The popularity of their restaurant (with its high priced menu) drew both local and national politicians, financiers such as Vanderbuilt, luminaries like Mark Twain and Italian inventor Tesla. Domenico's was (and still is) a place to discuss the financing for inventors, presidential campaigns, hob-nob with opera stars and authors... definitely now a place for the hoi polloi or common workers of Manhattan
Oscar Tucci bought it in 1926 and turned it into a speakeasy during Prohibition, purchasing the third liquor license in New York after the liquor started flowing again. The Tucci family ran the business as Oscar's Delmonico until the 1980s. Various imitators opened other "Delmonico's" but were unrelated to the original family or its philosophy. Today at the landmark Williams Street restaurant, a large corporation runs a close approximation to the old world dining experience that the Brothers Delmonico first realized.
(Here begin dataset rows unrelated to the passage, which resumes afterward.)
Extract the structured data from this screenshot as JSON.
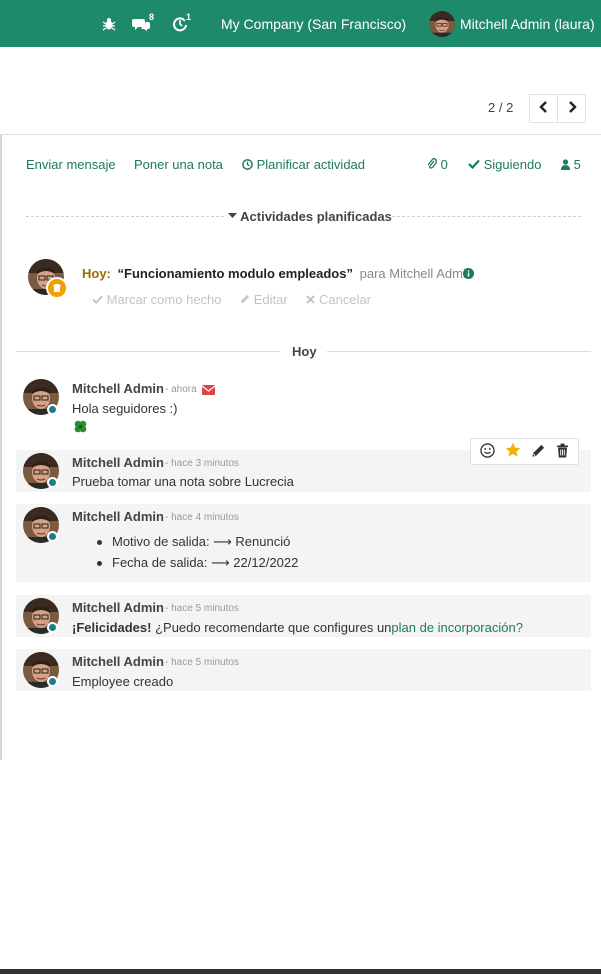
{
  "topbar": {
    "messages_count": "8",
    "activities_count": "1",
    "company": "My Company (San Francisco)",
    "user": "Mitchell Admin (laura)"
  },
  "pager": {
    "value": "2 / 2"
  },
  "chatter": {
    "send_message": "Enviar mensaje",
    "log_note": "Poner una nota",
    "schedule_activity": "Planificar actividad",
    "attachments_count": "0",
    "following": "Siguiendo",
    "followers_count": "5"
  },
  "activities": {
    "header": "Actividades planificadas",
    "due": "Hoy:",
    "summary": "“Funcionamiento modulo empleados”",
    "assigned": "para Mitchell Admin",
    "mark_done": "Marcar como hecho",
    "edit": "Editar",
    "cancel": "Cancelar"
  },
  "today_sep": "Hoy",
  "messages": [
    {
      "author": "Mitchell Admin",
      "date": "- ahora",
      "body": "Hola seguidores :)"
    },
    {
      "author": "Mitchell Admin",
      "date": "- hace 3 minutos",
      "body": "Prueba tomar una nota sobre Lucrecia"
    },
    {
      "author": "Mitchell Admin",
      "date": "- hace 4 minutos",
      "tracking": [
        "Motivo de salida: ⟶ Renunció",
        "Fecha de salida: ⟶ 22/12/2022"
      ]
    },
    {
      "author": "Mitchell Admin",
      "date": "- hace 5 minutos",
      "body_bold": "¡Felicidades!",
      "body": " ¿Puedo recomendarte que configures un",
      "link": "plan de incorporación?"
    },
    {
      "author": "Mitchell Admin",
      "date": "- hace 5 minutos",
      "body": "Employee creado"
    }
  ],
  "colors": {
    "brand": "#1d8a6a",
    "link": "#1d7a5c",
    "due_today": "#9a6b00",
    "status": "#17808d"
  }
}
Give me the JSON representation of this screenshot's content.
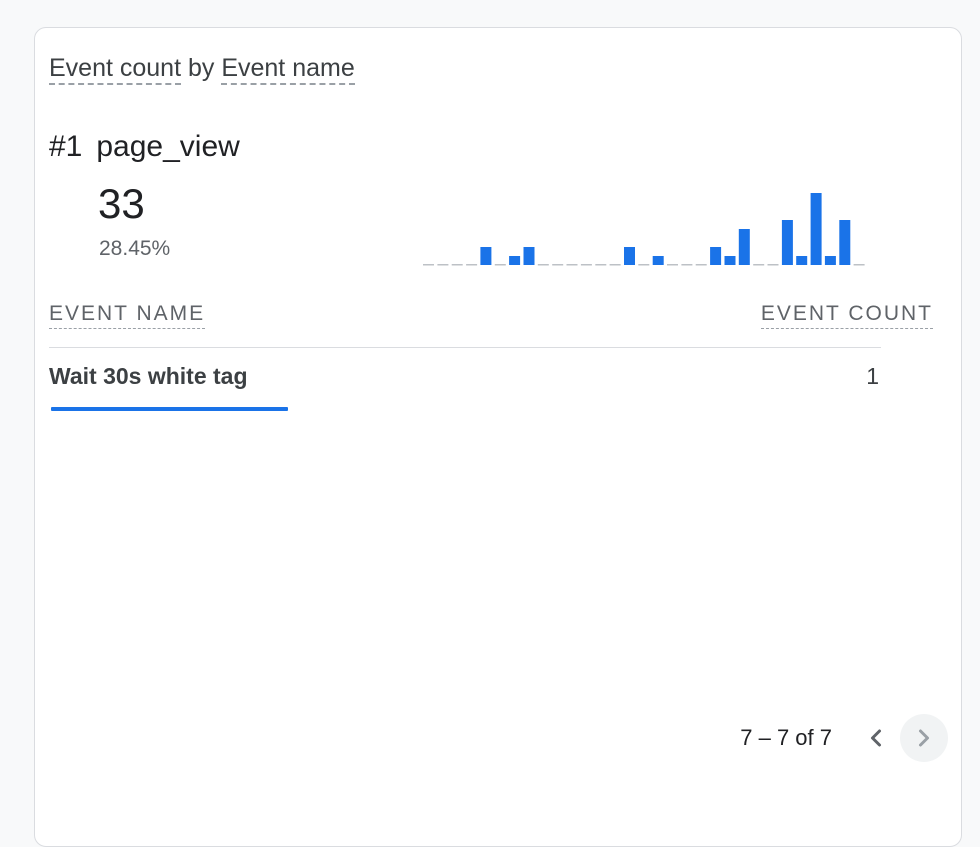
{
  "card": {
    "title_part1": "Event count",
    "title_by": " by ",
    "title_part2": "Event name",
    "top_rank": "#1",
    "top_event": "page_view",
    "top_value": "33",
    "top_percent": "28.45%"
  },
  "chart_data": {
    "type": "bar",
    "values": [
      0,
      0,
      0,
      0,
      1,
      0,
      0.5,
      1,
      0,
      0,
      0,
      0,
      0,
      0,
      1,
      0,
      0.5,
      0,
      0,
      0,
      1,
      0.5,
      2,
      0,
      0,
      2.5,
      0.5,
      4,
      0.5,
      2.5,
      0
    ],
    "xlabel": "",
    "ylabel": ""
  },
  "table": {
    "col_name": "EVENT NAME",
    "col_count": "EVENT COUNT",
    "rows": [
      {
        "name": "Wait 30s white tag",
        "count": "1",
        "bar_fraction": 0.285
      }
    ]
  },
  "pager": {
    "text": "7 – 7 of 7",
    "prev_icon": "chevron-left-icon",
    "next_icon": "chevron-right-icon"
  },
  "colors": {
    "accent": "#1a73e8",
    "baseline": "#bdc1c6"
  }
}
Delmonico's Italian Steakhouse
Old school Italians even forecast the weather using the goose... at the dinner table, that is. If the bones are white, the winter will be short and mild; if they are dark is a sign of rain, snow and cold.
In the Game of the Goose the object is fairly straightforward, rolling the dice and being the first to make it to the center. There are obstacles to avoid, just like in the child's game Candy Land, except rather than getting stuck on a Licorice Stick, the obstacles are the Inn, the Bridge and Death.
The game originated sometime in the 16th century, and is considered the forefather of most board racing games. Manufactured versions appeared in the late 19th century, and modern versions are still played throughout Italy and Europe. There are even life-sized games with real geese played during the Festival of San Marino in some towns like Mirano and Mortara.
Goose - 6 oz; 266 calories; 19.11 grams total fat/5.1 grams saturated; 20 grams protein